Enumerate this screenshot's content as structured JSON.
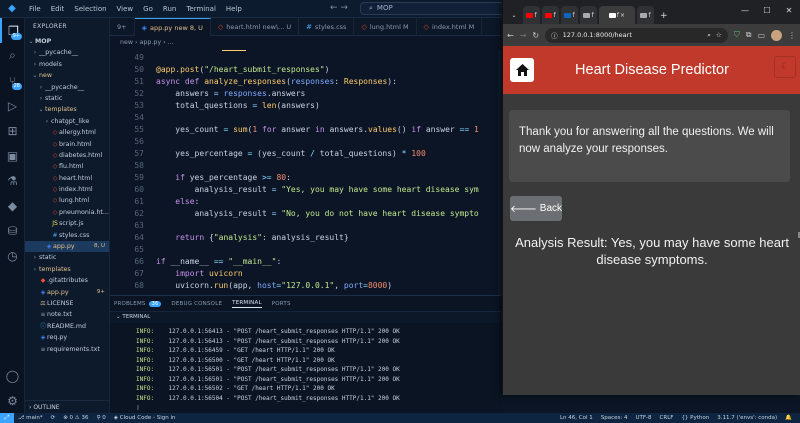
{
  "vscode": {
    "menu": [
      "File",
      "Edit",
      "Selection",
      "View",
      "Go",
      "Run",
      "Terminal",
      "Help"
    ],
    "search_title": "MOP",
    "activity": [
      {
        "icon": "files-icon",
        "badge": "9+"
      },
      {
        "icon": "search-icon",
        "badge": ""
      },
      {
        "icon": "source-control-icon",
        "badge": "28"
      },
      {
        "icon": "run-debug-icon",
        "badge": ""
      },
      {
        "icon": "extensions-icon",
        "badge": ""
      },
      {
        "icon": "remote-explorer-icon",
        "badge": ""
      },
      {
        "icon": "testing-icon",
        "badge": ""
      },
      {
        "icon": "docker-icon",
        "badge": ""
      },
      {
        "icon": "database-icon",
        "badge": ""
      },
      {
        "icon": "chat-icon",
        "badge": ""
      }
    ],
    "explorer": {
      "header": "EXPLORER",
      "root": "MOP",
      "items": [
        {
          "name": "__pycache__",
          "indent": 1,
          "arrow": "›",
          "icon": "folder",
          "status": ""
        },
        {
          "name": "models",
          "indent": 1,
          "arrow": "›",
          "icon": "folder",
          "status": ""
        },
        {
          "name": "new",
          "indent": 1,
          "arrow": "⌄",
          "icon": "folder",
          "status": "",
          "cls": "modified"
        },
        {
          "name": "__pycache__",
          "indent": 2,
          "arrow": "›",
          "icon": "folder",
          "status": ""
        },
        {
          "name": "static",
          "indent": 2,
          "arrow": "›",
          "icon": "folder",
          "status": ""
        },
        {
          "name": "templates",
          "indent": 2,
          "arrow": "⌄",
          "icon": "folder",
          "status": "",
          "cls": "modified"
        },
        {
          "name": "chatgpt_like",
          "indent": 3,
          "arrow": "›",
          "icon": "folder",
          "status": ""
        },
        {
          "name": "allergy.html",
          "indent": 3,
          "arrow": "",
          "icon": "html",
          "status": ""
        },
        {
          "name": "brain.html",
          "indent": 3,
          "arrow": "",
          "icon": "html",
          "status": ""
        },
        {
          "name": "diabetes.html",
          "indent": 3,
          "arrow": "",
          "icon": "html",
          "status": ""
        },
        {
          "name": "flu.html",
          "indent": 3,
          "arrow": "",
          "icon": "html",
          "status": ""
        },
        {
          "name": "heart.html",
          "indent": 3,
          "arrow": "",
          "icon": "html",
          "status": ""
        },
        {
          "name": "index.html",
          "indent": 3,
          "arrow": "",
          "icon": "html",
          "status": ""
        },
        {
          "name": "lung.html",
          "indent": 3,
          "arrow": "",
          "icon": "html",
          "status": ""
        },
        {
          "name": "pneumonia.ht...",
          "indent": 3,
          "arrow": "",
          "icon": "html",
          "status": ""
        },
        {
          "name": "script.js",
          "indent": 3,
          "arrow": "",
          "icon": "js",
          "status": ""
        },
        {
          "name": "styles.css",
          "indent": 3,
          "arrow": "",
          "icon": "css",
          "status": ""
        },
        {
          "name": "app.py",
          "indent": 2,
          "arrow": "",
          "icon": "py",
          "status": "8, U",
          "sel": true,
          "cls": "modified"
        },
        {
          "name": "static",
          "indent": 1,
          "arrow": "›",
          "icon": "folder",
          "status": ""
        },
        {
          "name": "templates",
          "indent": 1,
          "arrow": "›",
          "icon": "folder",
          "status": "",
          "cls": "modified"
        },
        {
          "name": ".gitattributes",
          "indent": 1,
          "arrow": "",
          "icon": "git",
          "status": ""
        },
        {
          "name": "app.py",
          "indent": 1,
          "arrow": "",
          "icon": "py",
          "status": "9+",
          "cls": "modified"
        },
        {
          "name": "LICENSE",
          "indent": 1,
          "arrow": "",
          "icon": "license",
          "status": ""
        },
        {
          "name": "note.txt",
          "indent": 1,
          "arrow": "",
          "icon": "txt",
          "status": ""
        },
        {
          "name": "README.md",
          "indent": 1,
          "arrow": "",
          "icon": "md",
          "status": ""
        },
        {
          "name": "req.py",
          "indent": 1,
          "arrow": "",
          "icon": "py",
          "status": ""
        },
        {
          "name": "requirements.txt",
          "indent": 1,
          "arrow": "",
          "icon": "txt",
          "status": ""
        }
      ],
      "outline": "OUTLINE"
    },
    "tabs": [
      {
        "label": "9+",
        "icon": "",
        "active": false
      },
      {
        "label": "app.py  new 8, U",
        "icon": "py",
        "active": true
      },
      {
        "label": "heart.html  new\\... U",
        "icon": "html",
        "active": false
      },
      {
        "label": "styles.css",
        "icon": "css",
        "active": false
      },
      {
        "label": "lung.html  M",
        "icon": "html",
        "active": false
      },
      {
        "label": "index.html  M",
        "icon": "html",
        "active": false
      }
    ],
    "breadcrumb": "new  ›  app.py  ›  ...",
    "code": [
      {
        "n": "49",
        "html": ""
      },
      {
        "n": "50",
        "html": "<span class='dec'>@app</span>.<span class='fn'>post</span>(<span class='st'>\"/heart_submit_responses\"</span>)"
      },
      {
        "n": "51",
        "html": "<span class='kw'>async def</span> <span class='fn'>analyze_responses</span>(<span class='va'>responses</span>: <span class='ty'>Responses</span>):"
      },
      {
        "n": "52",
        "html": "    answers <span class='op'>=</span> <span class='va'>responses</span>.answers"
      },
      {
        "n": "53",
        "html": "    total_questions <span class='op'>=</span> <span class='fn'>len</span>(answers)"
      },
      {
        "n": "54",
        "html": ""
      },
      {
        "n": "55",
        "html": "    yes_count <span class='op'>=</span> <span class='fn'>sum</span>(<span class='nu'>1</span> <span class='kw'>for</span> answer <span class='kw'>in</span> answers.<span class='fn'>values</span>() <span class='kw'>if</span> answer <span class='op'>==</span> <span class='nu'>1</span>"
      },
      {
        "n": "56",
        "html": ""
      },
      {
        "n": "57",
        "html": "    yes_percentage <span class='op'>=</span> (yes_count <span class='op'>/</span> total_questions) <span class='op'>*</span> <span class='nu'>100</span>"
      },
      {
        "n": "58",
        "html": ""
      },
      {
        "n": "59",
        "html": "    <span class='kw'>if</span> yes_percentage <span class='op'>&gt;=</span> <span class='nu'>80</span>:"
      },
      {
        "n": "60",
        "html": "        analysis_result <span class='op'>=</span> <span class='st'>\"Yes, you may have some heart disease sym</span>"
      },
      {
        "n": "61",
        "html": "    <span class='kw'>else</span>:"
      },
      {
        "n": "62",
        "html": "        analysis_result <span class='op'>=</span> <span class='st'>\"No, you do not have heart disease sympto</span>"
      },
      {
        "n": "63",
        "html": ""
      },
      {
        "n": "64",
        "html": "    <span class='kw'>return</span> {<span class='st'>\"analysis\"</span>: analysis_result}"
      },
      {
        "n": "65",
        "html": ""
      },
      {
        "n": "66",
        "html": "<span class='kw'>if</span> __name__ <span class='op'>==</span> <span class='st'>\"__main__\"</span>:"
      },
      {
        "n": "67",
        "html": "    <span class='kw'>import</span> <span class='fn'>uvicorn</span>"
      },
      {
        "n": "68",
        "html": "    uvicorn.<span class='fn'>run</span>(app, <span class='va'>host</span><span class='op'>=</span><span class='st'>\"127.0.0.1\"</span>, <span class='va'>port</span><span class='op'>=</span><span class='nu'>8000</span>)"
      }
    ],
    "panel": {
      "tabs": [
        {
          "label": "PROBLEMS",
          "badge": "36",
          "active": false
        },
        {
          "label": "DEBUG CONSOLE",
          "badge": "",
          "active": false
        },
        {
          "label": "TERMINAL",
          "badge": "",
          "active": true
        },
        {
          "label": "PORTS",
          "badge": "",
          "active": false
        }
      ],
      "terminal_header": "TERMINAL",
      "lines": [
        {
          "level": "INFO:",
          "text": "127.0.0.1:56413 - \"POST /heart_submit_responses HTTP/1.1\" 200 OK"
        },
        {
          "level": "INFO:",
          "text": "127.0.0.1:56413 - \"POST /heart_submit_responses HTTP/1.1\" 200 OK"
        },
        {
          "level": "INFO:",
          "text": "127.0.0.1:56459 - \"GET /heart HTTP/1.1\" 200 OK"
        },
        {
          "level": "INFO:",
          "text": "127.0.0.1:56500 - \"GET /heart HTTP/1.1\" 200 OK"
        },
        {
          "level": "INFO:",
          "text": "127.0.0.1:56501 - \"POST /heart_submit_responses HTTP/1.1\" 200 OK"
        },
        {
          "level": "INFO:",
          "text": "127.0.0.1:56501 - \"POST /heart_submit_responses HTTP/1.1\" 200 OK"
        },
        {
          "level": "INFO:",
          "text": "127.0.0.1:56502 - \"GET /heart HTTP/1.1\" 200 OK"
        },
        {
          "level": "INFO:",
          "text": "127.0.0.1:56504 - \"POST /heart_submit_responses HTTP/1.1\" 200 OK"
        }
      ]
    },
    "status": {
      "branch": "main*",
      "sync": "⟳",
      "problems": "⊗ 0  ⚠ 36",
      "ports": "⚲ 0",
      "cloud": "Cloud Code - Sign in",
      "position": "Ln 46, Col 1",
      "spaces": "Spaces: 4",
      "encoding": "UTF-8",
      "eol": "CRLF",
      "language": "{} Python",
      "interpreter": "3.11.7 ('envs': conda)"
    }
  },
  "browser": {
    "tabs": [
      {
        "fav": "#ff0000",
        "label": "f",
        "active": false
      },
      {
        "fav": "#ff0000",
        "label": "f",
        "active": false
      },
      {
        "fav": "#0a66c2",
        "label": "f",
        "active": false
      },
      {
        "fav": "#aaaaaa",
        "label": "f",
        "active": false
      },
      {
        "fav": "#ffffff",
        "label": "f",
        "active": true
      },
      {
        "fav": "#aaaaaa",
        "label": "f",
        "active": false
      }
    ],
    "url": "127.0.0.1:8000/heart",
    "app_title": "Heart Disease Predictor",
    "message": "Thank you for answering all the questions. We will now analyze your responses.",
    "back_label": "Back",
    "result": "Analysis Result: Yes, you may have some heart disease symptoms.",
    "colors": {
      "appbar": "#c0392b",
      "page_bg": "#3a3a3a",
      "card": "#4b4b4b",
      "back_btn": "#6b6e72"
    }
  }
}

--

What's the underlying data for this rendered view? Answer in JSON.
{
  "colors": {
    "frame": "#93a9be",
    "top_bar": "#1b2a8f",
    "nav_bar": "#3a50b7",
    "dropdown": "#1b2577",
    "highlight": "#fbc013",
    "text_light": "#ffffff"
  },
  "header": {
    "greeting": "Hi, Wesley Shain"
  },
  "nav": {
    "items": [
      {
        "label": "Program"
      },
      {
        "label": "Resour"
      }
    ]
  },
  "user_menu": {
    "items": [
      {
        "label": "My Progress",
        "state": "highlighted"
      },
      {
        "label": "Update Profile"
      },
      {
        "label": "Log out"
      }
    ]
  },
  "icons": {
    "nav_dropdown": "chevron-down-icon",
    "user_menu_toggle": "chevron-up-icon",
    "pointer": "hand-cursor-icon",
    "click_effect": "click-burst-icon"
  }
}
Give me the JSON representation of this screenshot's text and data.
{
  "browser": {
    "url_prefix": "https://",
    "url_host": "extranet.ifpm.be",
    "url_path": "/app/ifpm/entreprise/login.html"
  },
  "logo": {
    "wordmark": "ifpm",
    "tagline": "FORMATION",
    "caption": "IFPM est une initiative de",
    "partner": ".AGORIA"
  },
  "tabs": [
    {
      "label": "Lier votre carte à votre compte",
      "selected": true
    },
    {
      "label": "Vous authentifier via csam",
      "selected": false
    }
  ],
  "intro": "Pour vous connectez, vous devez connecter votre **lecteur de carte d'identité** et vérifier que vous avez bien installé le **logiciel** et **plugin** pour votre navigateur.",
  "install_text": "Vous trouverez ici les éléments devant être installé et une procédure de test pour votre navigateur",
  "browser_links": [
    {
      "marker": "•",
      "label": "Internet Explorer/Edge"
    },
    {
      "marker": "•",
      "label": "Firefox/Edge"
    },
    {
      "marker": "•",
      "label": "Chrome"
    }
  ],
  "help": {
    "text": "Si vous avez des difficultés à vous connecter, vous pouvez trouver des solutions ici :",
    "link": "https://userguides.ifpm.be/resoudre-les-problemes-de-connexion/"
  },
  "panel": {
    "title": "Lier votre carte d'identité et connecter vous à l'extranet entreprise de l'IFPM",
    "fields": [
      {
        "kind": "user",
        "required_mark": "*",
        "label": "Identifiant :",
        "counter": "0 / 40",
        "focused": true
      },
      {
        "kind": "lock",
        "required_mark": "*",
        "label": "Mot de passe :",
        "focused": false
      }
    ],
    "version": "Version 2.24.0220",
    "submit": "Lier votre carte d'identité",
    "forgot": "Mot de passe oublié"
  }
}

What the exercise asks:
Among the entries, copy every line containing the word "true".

Response to the task:
          "sel": true,
        "active": true
          "active": true
        "active": true
      "selected": true
        "focused": true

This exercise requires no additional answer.